Sliman Bensmaia, PhD, assistant professor of organismal biology aat the University of Chicago, studies the neural basis of tactile perception -  how our hands convey this information to the brain. In a new study, he and colleagues found that the timing and frequency of vibrations produced in the skin when you run your hands along a surface, like searching a wall for a light switch, plays an important role in how we use our sense of touch to gather information about the objects and surfaces around us.

Want a microchip that operates 300 times the speed of chips today? Maybe some day.

Tiny, inexpensive silicon microchips developed by a pair of electrical engineers at the California Institute of Technology (Caltech) generate and radiate high-frequency electromagnetic waves, called terahertz (THz) waves, that fall into a largely untapped region of the electromagnetic spectrum—between microwaves and far-infrared radiation—and that can penetrate a host of materials without the ionizing damage of X-rays.

The little-understood protein osteocalcin plays a significant role in the strength of our bones, says a new paper,  and the findings could lead to new strategies for fighting osteoporosis and lowering the risk of bone fracture.

Who came up with that? Biologists?  Doctors? No, engineers.

From an evolutionary standpoint, homosexuality is a trait that should not develop and persist in the face of natural selection. Yet it exists in most cultures, among men and women. Analyses have noted that homosexuality can run in families, leading researchers to hypothesize a genetic underpinning of sexual preference but no gene or group of genes for homosexuality have been found, despite numerous studies searching for a genetic connection. 

Public opinion on environmental issues such as climate change, deforestation, and toxic waste seems to fall along predictable partisan lines but they have little to do with science.

People who deny global warming, for example, conserve just as much energy as people who accept it.  And even the unscientific term 'global warming' gains more acceptance across the board when it is replaced with the more accurate 'climate change'.

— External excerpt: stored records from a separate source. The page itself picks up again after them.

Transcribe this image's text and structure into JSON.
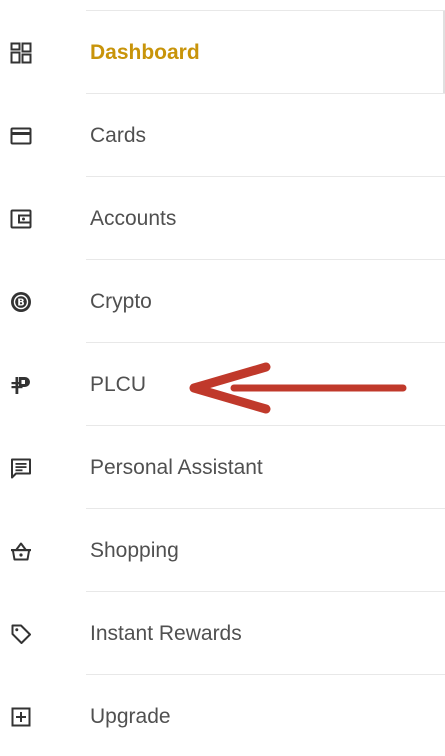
{
  "nav": {
    "items": [
      {
        "label": "Dashboard",
        "icon": "dashboard-icon",
        "active": true
      },
      {
        "label": "Cards",
        "icon": "card-icon",
        "active": false
      },
      {
        "label": "Accounts",
        "icon": "wallet-icon",
        "active": false
      },
      {
        "label": "Crypto",
        "icon": "bitcoin-icon",
        "active": false
      },
      {
        "label": "PLCU",
        "icon": "plcu-icon",
        "active": false
      },
      {
        "label": "Personal Assistant",
        "icon": "chat-icon",
        "active": false
      },
      {
        "label": "Shopping",
        "icon": "basket-icon",
        "active": false
      },
      {
        "label": "Instant Rewards",
        "icon": "tag-icon",
        "active": false
      },
      {
        "label": "Upgrade",
        "icon": "plus-box-icon",
        "active": false
      }
    ]
  },
  "colors": {
    "active_text": "#c8940a",
    "text": "#505050",
    "icon": "#333333",
    "annotation_arrow": "#c0392b"
  }
}
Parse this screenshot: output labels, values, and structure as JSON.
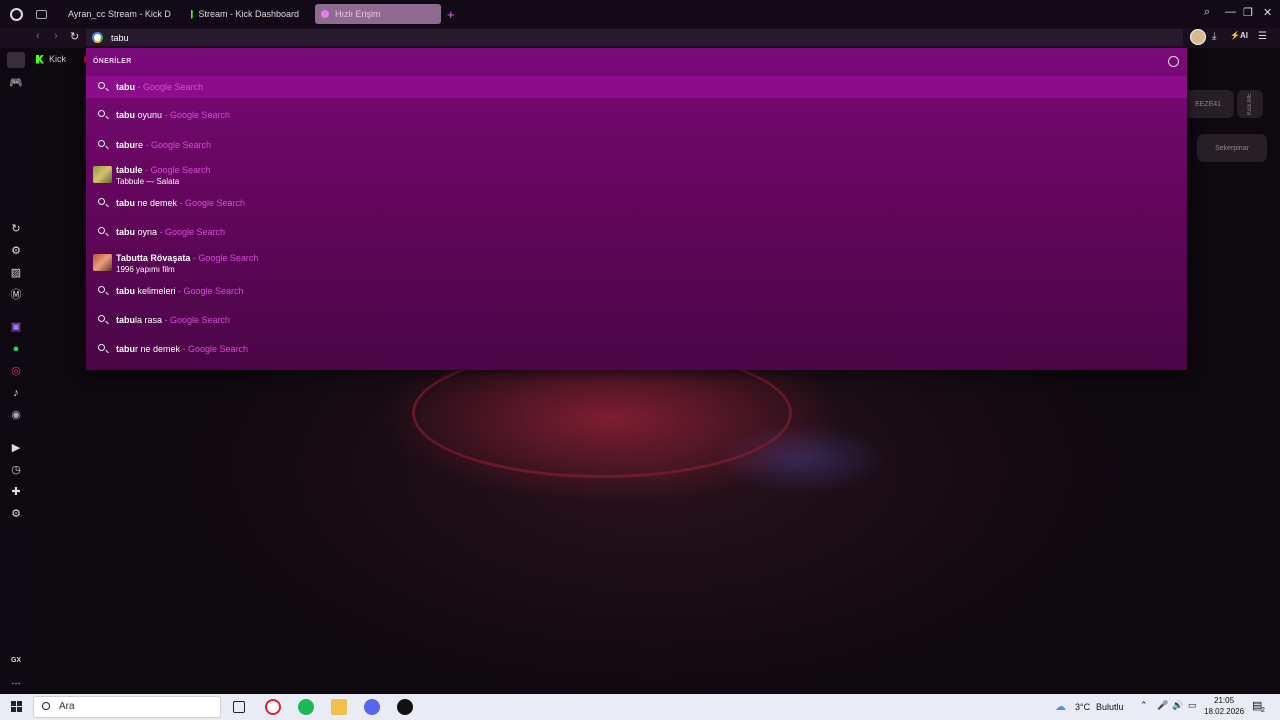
{
  "tabs": [
    {
      "label": "Ayran_cc Stream - Kick D",
      "active": false,
      "icon": "kick-icon"
    },
    {
      "label": "Stream - Kick Dashboard",
      "active": false,
      "icon": "kick-icon"
    },
    {
      "label": "Hızlı Erişim",
      "active": true,
      "icon": "opera-dot-icon"
    }
  ],
  "address_bar": {
    "value": "tabu"
  },
  "bookmarks": {
    "kick_label": "Kick"
  },
  "dropdown": {
    "header": "ÖNERİLER",
    "items": [
      {
        "bold": "tabu",
        "rest": "",
        "source": " - Google Search",
        "sub": "",
        "thumb": ""
      },
      {
        "bold": "tabu",
        "rest": " oyunu",
        "source": " - Google Search",
        "sub": "",
        "thumb": ""
      },
      {
        "bold": "tabu",
        "rest": "re",
        "source": " - Google Search",
        "sub": "",
        "thumb": ""
      },
      {
        "bold": "tabule",
        "rest": "",
        "source": " - Google Search",
        "sub": "Tabbule — Salata",
        "thumb": "food"
      },
      {
        "bold": "tabu",
        "rest": " ne demek",
        "source": " - Google Search",
        "sub": "",
        "thumb": ""
      },
      {
        "bold": "tabu",
        "rest": " oyna",
        "source": " - Google Search",
        "sub": "",
        "thumb": ""
      },
      {
        "bold": "Tabutta Rövaşata",
        "rest": "",
        "source": " - Google Search",
        "sub": "1996 yapımı film",
        "thumb": "film"
      },
      {
        "bold": "tabu",
        "rest": " kelimeleri",
        "source": " - Google Search",
        "sub": "",
        "thumb": ""
      },
      {
        "bold": "tabu",
        "rest": "la rasa",
        "source": " - Google Search",
        "sub": "",
        "thumb": ""
      },
      {
        "bold": "tabu",
        "rest": "r ne demek",
        "source": " - Google Search",
        "sub": "",
        "thumb": ""
      }
    ]
  },
  "background_cards": {
    "card1": "EEZE41",
    "card2": "Sekerpinar",
    "card3": "Kick.ME"
  },
  "sidebar": {
    "gx_label": "GX",
    "more_label": "..."
  },
  "taskbar": {
    "search_placeholder": "Ara",
    "weather_temp": "3°C",
    "weather_desc": "Bulutlu",
    "time": "21:05",
    "date": "18.02.2026",
    "notification_count": "2"
  },
  "colors": {
    "accent": "#8b0d8b",
    "source_text": "#d84bd8",
    "kick_green": "#53fc18"
  }
}
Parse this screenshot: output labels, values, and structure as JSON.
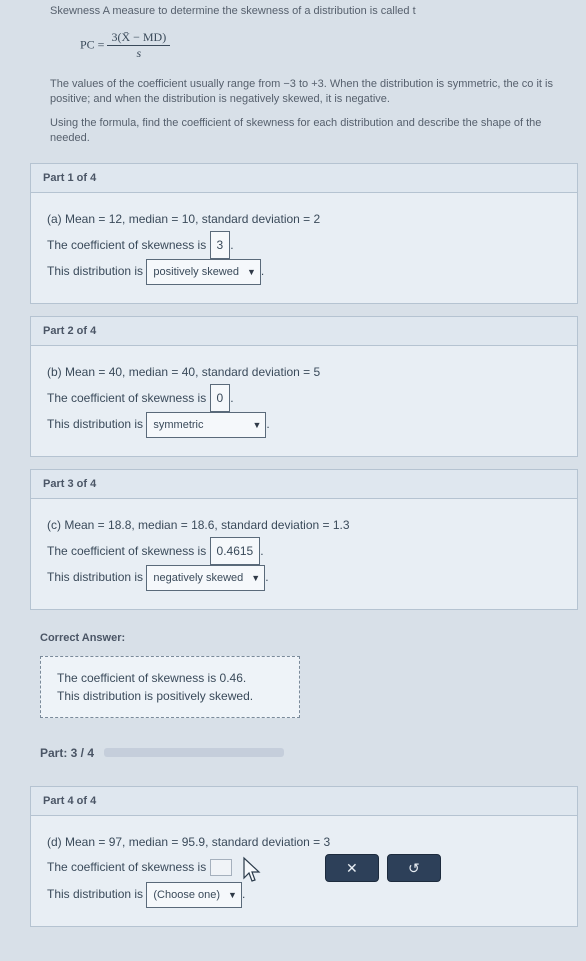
{
  "intro": {
    "heading_fragment": "Skewness A measure to determine the skewness of a distribution is called t",
    "formula_label": "PC =",
    "formula_numerator": "3(X̄ − MD)",
    "formula_denominator": "s",
    "paragraph1": "The values of the coefficient usually range from −3 to +3. When the distribution is symmetric, the co it is positive; and when the distribution is negatively skewed, it is negative.",
    "paragraph2": "Using the formula, find the coefficient of skewness for each distribution and describe the shape of the needed."
  },
  "parts": {
    "p1": {
      "header": "Part 1 of 4",
      "stat_line": "(a) Mean = 12, median = 10, standard deviation = 2",
      "coef_label": "The coefficient of skewness is",
      "coef_value": "3",
      "dist_label": "This distribution is",
      "dist_value": "positively skewed"
    },
    "p2": {
      "header": "Part 2 of 4",
      "stat_line": "(b) Mean = 40, median = 40, standard deviation = 5",
      "coef_label": "The coefficient of skewness is",
      "coef_value": "0",
      "dist_label": "This distribution is",
      "dist_value": "symmetric"
    },
    "p3": {
      "header": "Part 3 of 4",
      "stat_line": "(c) Mean = 18.8, median = 18.6, standard deviation = 1.3",
      "coef_label": "The coefficient of skewness is",
      "coef_value": "0.4615",
      "dist_label": "This distribution is",
      "dist_value": "negatively skewed"
    },
    "correct": {
      "header": "Correct Answer:",
      "line1": "The coefficient of skewness is 0.46.",
      "line2": "This distribution is positively skewed."
    },
    "progress": {
      "label": "Part: 3 / 4"
    },
    "p4": {
      "header": "Part 4 of 4",
      "stat_line": "(d) Mean = 97, median = 95.9, standard deviation = 3",
      "coef_label": "The coefficient of skewness is",
      "dist_label": "This distribution is",
      "dist_value": "(Choose one)",
      "btn_close": "✕",
      "btn_reset": "↺"
    }
  }
}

A new psychology paper even suggests that environmental messages framed in terms of conservative morals, describing environmental stewardship in terms of fending off threats to the "purity" and "sanctity" of Earth and our bodies, may help to narrow the partisan gap. How many conservative sociologists do you know?